In the records, each line holding "link" must be reported.

[AVAILABLE DATA Boundary: Start]

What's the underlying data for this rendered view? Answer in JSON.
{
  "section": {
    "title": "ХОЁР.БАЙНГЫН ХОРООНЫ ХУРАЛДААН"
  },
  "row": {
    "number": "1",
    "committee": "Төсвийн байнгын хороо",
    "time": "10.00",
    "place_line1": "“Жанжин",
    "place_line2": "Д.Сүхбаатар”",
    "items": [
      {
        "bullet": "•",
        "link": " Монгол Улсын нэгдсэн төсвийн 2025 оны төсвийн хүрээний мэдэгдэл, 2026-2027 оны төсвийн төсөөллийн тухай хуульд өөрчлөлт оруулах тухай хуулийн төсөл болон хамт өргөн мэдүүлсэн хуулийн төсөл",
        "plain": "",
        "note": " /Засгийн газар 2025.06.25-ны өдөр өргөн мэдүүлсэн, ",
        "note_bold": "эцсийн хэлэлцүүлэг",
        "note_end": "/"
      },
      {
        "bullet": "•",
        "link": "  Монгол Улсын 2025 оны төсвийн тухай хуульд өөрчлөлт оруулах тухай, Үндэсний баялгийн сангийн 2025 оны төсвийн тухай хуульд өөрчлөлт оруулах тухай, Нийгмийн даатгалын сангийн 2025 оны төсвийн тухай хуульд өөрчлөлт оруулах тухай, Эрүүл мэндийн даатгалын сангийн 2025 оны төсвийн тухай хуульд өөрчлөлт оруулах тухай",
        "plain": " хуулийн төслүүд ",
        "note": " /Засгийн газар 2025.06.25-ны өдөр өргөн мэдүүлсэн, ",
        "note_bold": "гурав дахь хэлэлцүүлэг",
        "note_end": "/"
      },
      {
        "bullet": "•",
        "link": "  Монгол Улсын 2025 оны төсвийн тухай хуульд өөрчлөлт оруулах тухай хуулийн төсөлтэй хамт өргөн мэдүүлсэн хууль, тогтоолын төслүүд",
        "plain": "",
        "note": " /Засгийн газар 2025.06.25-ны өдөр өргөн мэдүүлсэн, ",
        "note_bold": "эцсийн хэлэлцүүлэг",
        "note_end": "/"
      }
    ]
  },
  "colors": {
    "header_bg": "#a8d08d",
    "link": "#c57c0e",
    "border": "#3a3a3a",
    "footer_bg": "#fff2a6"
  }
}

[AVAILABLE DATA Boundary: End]

RESPONSE:
        "link": " Монгол Улсын нэгдсэн төсвийн 2025 оны төсвийн хүрээний мэдэгдэл, 2026-2027 оны төсвийн төсөөллийн тухай хуульд өөрчлөлт оруулах тухай хуулийн төсөл болон хамт өргөн мэдүүлсэн хуулийн төсөл",
        "link": "  Монгол Улсын 2025 оны төсвийн тухай хуульд өөрчлөлт оруулах тухай, Үндэсний баялгийн сангийн 2025 оны төсвийн тухай хуульд өөрчлөлт оруулах тухай, Нийгмийн даатгалын сангийн 2025 оны төсвийн тухай хуульд өөрчлөлт оруулах тухай, Эрүүл мэндийн даатгалын сангийн 2025 оны төсвийн тухай хуульд өөрчлөлт оруулах тухай",
        "link": "  Монгол Улсын 2025 оны төсвийн тухай хуульд өөрчлөлт оруулах тухай хуулийн төсөлтэй хамт өргөн мэдүүлсэн хууль, тогтоолын төслүүд",
    "link": "#c57c0e",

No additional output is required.